This is a dramatic 26-point increase from suburban residents and a 29-point increase from rural residents, but it makes sense considering the inherent lifestyle differences between these types of communities. If a homeowner is choosing to purchase a property that places several acres of land between them and their closest neighbor, they probably aren’t dreaming of having long, heartfelt conversations anytime they take the trash to the curb.

But for homeowners in urban areas, the desire to interact may have to do with more than just physical proximity. According to a recent study by We Forum, overcrowded environments increased loneliness in people across the world by 38%. This could be why urbanites long for more neighborly interactions, though the lack of green space in urban environments was also cited as a major contributing factor to the phenomenon.

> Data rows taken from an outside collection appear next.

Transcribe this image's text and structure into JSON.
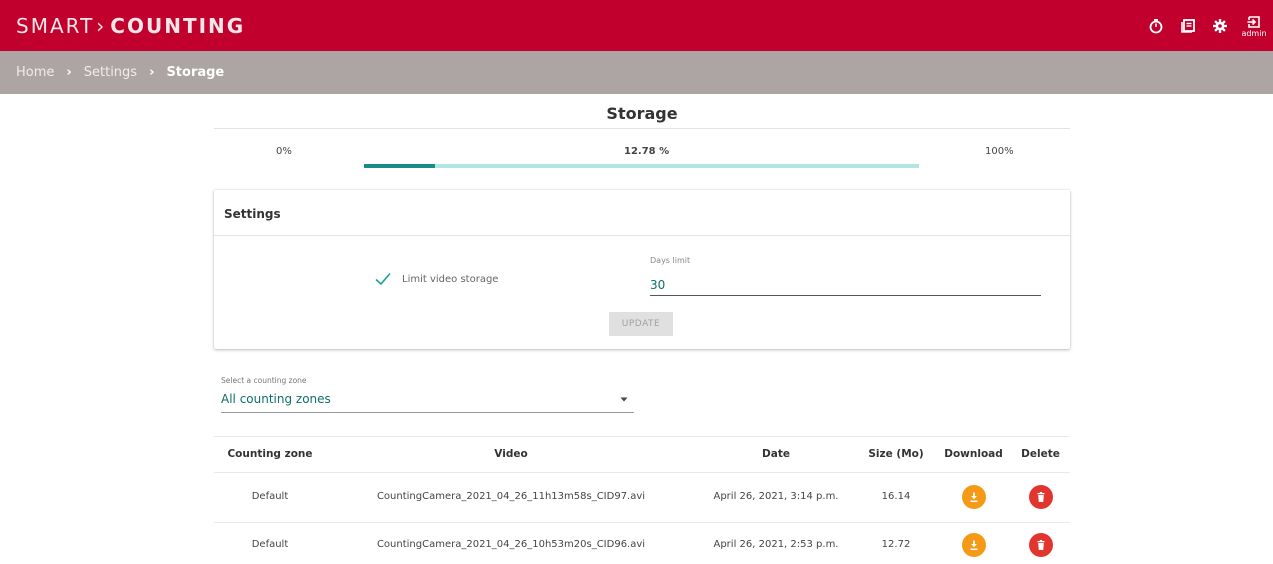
{
  "header": {
    "brand_part1": "SMART",
    "brand_part2": "COUNTING",
    "icons": [
      "timer-icon",
      "document-list-icon",
      "gear-icon",
      "logout-icon"
    ],
    "user_label": "admin",
    "color": "#c1002e"
  },
  "breadcrumb": {
    "items": [
      "Home",
      "Settings",
      "Storage"
    ]
  },
  "page": {
    "title": "Storage"
  },
  "storage_usage": {
    "min_label": "0%",
    "value_label": "12.78 %",
    "max_label": "100%",
    "percent": 12.78,
    "bar_color": "#1a8c87",
    "track_color": "#b2e6e3"
  },
  "settings": {
    "title": "Settings",
    "limit_label": "Limit video storage",
    "limit_checked": true,
    "days_label": "Days limit",
    "days_value": "30",
    "update_label": "UPDATE"
  },
  "zone_select": {
    "label": "Select a counting zone",
    "value": "All counting zones"
  },
  "table": {
    "columns": [
      "Counting zone",
      "Video",
      "Date",
      "Size (Mo)",
      "Download",
      "Delete"
    ],
    "rows": [
      [
        "Default",
        "CountingCamera_2021_04_26_11h13m58s_CID97.avi",
        "April 26, 2021, 3:14 p.m.",
        "16.14"
      ],
      [
        "Default",
        "CountingCamera_2021_04_26_10h53m20s_CID96.avi",
        "April 26, 2021, 2:53 p.m.",
        "12.72"
      ]
    ],
    "download_color": "#f59a17",
    "delete_color": "#e2352f"
  }
}
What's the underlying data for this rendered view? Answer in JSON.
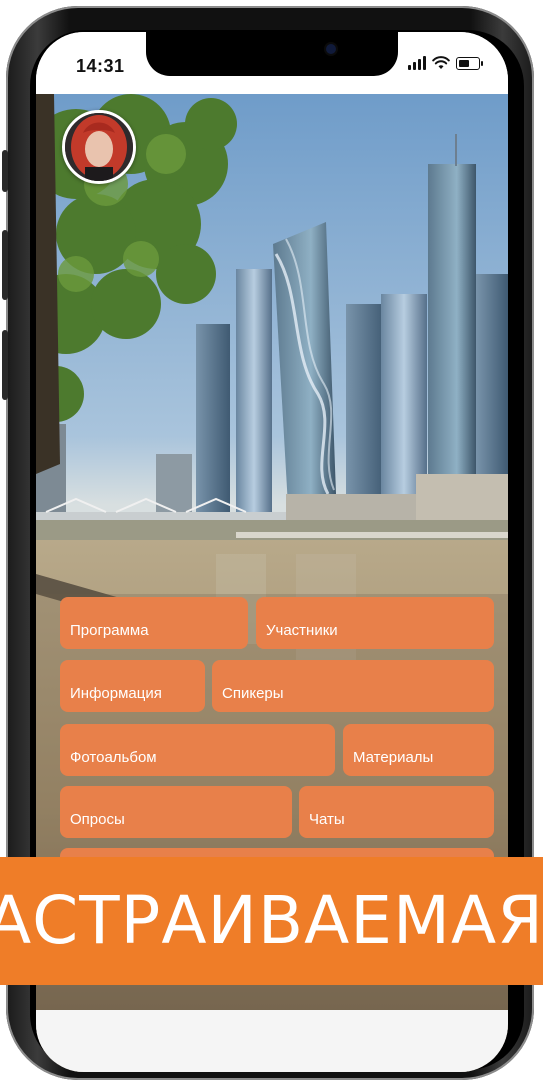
{
  "status_bar": {
    "time": "14:31",
    "icons": [
      "signal-icon",
      "wifi-icon",
      "battery-icon"
    ]
  },
  "avatar": {
    "icon": "avatar-photo"
  },
  "menu": {
    "items": [
      {
        "label": "Программа"
      },
      {
        "label": "Участники"
      },
      {
        "label": "Информация"
      },
      {
        "label": "Спикеры"
      },
      {
        "label": "Фотоальбом"
      },
      {
        "label": "Материалы"
      },
      {
        "label": "Опросы"
      },
      {
        "label": "Чаты"
      }
    ]
  },
  "banner": {
    "text": "АСТРАИВАЕМАЯ"
  },
  "colors": {
    "menu_button": "#e8804a",
    "banner": "#ef7d28",
    "text": "#ffffff"
  }
}
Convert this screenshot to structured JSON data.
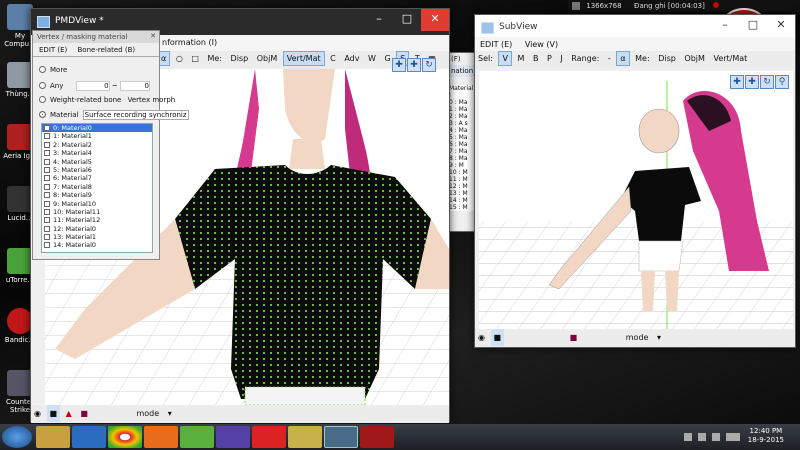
{
  "desktop": {
    "icons": [
      "My Compu...",
      "Thùng...",
      "Aeria Ig...",
      "Lucid...",
      "uTorre...",
      "Bandic...",
      "Counter Strike"
    ]
  },
  "recorder": {
    "resolution": "1366x768",
    "status": "Đang ghi [00:04:03]"
  },
  "pmdview": {
    "title": "PMDView *",
    "menu_partial": "nformation (I)",
    "toolbar": [
      "Me:",
      "Disp",
      "ObjM",
      "Vert/Mat",
      "C",
      "Adv",
      "W",
      "G",
      "S",
      "T"
    ],
    "bottom": [
      "mode"
    ]
  },
  "mask_panel": {
    "title": "Vertex / masking material",
    "tabs": [
      "EDIT (E)",
      "Bone-related (B)"
    ],
    "options": [
      "More",
      "Any",
      "Weight-related bone",
      "Vertex morph",
      "Material",
      "Surface recording synchroniz"
    ],
    "any_values": [
      "0",
      "~",
      "0"
    ],
    "materials": [
      "0: Material0",
      "1: Material1",
      "2: Material2",
      "3: Material4",
      "4: Material5",
      "5: Material6",
      "6: Material7",
      "7: Material8",
      "8: Material9",
      "9: Material10",
      "10: Material11",
      "11: Material12",
      "12: Material0",
      "13: Material1",
      "14: Material0"
    ]
  },
  "subview": {
    "title": "SubView",
    "menu": [
      "EDIT (E)",
      "View (V)"
    ],
    "toolbar": [
      "Sel:",
      "V",
      "M",
      "B",
      "P",
      "J",
      "Range:",
      "-",
      "α",
      "Me:",
      "Disp",
      "ObjM",
      "Vert/Mat"
    ],
    "bottom": [
      "mode"
    ]
  },
  "bg_window": {
    "label": "(F)",
    "tab": "nation",
    "list": [
      "Material I",
      "0 : Ma",
      "1 : Ma",
      "2 : Ma",
      "3 : A s",
      "4 : Ma",
      "5 : Ma",
      "6 : Ma",
      "7 : Ma",
      "8 : Ma",
      "9 : M",
      "10 : M",
      "11 : M",
      "12 : M",
      "13 : M",
      "14 : M",
      "15 : M"
    ]
  },
  "taskbar": {
    "time": "12:40 PM",
    "date": "18-9-2015"
  },
  "colors": {
    "shirt": "#0b0b0b",
    "vertex": "#7be04a",
    "hair": "#d63a8f",
    "selection": "#cde3fa",
    "titlebar": "#2b2b2b",
    "close": "#e03c31"
  }
}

Baby Boomers Don’t Want You To Get Off Their Lawn, Just To Take Care Of Your Own

Generational differences also seem to play a role in neighbor interactions and perceptions. Overall, millennials find their neighbors to be 11.5% more annoying than baby boomers, but this may be due to a differing desire for interaction between the generations. Baby boomers indicated they prefer a neighbor that talks and engages with them on a semi-regular basis far more (64.9%) than Gen X and millennial homeowners.

But when comparing the level of interaction they end up with, 25.8% of millennials said they have a lot of interaction with their neighbors – significantly more than Gen X (13.3%) and baby boomers (5.9%). They’ve also experienced the most annoying parking habits (45.9%), while baby boomers have experienced more dog (29.4%) and yard (29.3%) related habits and Gen X has experienced the most drama-related habits (41.1%), including things like harassment, gossipy and opinionated neighbors.

When it comes to the habits that bother them the most, the majority of millennials (64.8%) agreed that house sitting requests are the most annoying habit a neighbor can possess. For Gen X, 43.9% of homeowners listed opinionated neighbors as the most annoying habit, while 45.6% of baby boomers complained about unkempt exteriors like their neighbor’s front yard and landscaping.

So, while baby boomers may not actually expect their neighbors to get off their lawn, they would certainly appreciate it if they clean up their own. One homeowner shared their personal experience with a baby boomer, explaining “The lady to one side of us has too much time on her hands and likes to nitpick every little thing that she [thinks] seems annoying. I can get behind some reasonable requests, but no joke, within the first 6 months of us moving next door, she ‘adamantly suggested’ (more than once) that we re-sod our lawn [simply] because she didn’t like looking at the bits of clover in it.”

Of course, it’s important to note that these preferences and opinions vary even within each generation. While 46.7% of millennials agreed that a neighbor who minds their own business is preferred, another 35.2% indicated they want a neighbor who tries to be their best friend.

So, with such varied expectations, how are modern homeowners supposed to navigate new neighbors and neighbor relationships? Setting boundaries, whether that be a physical or metaphorical fence, may be right for some, while others may think welcoming neighbors is as easy as pie – delivered to their front door.


To understand how homeowners perceive and interact with their neighbors, Rocket Mortgage surveyed 1,095 homeowners between the ages of 26 – 76 who currently own a home. Generational quotas were utilized to ensure millennials, Gen X and baby boomers were equally represented. Participants who do not live in a single-family home or indicated that they don’t have neighbors were screened out. This survey was conducted in July 2022.

Katie Ziraldo Headshot

Katie Ziraldo

Katie Ziraldo is a financial writer and data journalist focused on creating accurate, accessible and educational content for future generations of home buyers. Her portfolio of work also includes The Detroit Free Press and The Huffington Post.